The enhanced greenhouse effect

  November 15, 2021   Read time 3 min
The enhanced greenhouse effect
The natural greenhouse effect is due to the gases water vapour and carbon dioxide present in the atmosphere in their natural abundances as now on Earth.

The amount of water vapour in our atmosphere depends mostly on the temperature of the surface of the oceans; most of it originates through evaporation from the ocean surface and is not influenced directly by human activity. Carbon dioxide is different. Its amount has changed substantially – by about thirty per cent so far – since the Industrial Revolution, due to human industry and also because of the removal of forests. Future projections are that, in the absence of controlling factors, the rate of increase in atmospheric carbon dioxide will accelerate and that its atmospheric concentration will double from its pre-industrial value within the next hundred years.

This increased amount of carbon dioxide is leading to global warming of the Earth’s surface because of its enhanced greenhouse effect. Let us imagine, for instance, that the amount of carbon dioxide in the atmosphere suddenly doubled, everything else remaining the same. What would happen to the numbers in the radiation budget presented earlier? The solar radiation budget would not be affected. The greater amount of carbon dioxide in the atmosphere means that the thermal radiation emitted from it will originate on average from a higher and colder level than before (Figure 2.3). The thermal radiation budget will therefore be reduced, the amount of reduction being about 4 watts per square metre (a more precise value is 3.7).

This causes a net imbalance in the overall budget of 4 watts per square metre. More energy is coming in than going out. To restore the balance the surface and lower atmosphere will warm up. If nothing changes apart from the temperature – in other words, the clouds, the water vapour, the ice and snow cover and so on are all the same as before – the temperature change turns out to be about 1.2 ◦C.

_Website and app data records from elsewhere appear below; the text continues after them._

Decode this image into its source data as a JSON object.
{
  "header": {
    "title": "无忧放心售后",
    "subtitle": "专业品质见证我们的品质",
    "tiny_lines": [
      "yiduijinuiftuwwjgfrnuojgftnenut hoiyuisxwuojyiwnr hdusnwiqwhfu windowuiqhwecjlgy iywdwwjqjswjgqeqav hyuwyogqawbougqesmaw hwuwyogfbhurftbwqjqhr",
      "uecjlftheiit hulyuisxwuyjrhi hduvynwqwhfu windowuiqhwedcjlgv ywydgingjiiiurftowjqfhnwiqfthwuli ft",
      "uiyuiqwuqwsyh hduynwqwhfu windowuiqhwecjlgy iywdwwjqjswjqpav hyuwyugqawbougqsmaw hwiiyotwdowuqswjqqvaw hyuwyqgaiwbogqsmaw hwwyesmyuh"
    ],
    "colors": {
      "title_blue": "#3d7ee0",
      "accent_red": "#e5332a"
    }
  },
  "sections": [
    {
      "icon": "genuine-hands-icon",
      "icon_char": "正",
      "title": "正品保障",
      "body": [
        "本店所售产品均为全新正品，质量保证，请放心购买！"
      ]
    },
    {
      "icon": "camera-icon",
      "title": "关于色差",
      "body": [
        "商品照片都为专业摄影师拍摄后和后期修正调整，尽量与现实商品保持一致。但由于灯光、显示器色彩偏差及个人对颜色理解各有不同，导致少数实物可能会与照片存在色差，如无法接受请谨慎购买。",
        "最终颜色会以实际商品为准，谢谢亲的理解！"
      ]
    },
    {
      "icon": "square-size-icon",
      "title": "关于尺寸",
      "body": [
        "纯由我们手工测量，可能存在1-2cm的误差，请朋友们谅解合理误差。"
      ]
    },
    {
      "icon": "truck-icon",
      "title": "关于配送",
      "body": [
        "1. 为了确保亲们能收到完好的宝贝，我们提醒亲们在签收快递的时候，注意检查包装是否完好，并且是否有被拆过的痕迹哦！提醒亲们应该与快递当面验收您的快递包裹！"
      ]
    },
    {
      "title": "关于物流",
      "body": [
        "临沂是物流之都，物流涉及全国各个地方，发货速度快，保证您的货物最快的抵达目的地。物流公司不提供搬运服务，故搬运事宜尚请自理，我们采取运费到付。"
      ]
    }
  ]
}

In reality, of course, many of these other factors will change, some of them in ways that add to the warming (these are called positive feedbacks), others in ways that might reduce the warming (negative feedbacks). The situation is therefore much more complicated than this simple calculation. These complications will be considered in more detail in Chapter 5. Suffice it to say here that the best estimate at the present time of the increased average temperature of the Earth’s surface if carbon dioxide levels were to be doubled is about twice that of the simple calculation: 2.5 ◦C. As the last chapter explained, for the global average temperature this is a large change. It is this global warming expected to result from the enhanced greenhouse effect that is the cause of current concern.

In reality, of course, many of these other factors will change, some of them in ways that add to the warming (these are called positive feedbacks), others in ways that might reduce the warming (negative feedbacks). The situation is therefore much more complicated than this simple calculation. Suffice it to say here that the best estimate at the present time of the increased average temperature of the Earth’s surface if carbon dioxide levels were to be doubled is about twice that of the simple calculation: 2.5 ◦C. As the last chapter explained, for the global average temperature this is a large change. It is this global warming expected to result from the enhanced greenhouse effect that is the cause of current concern.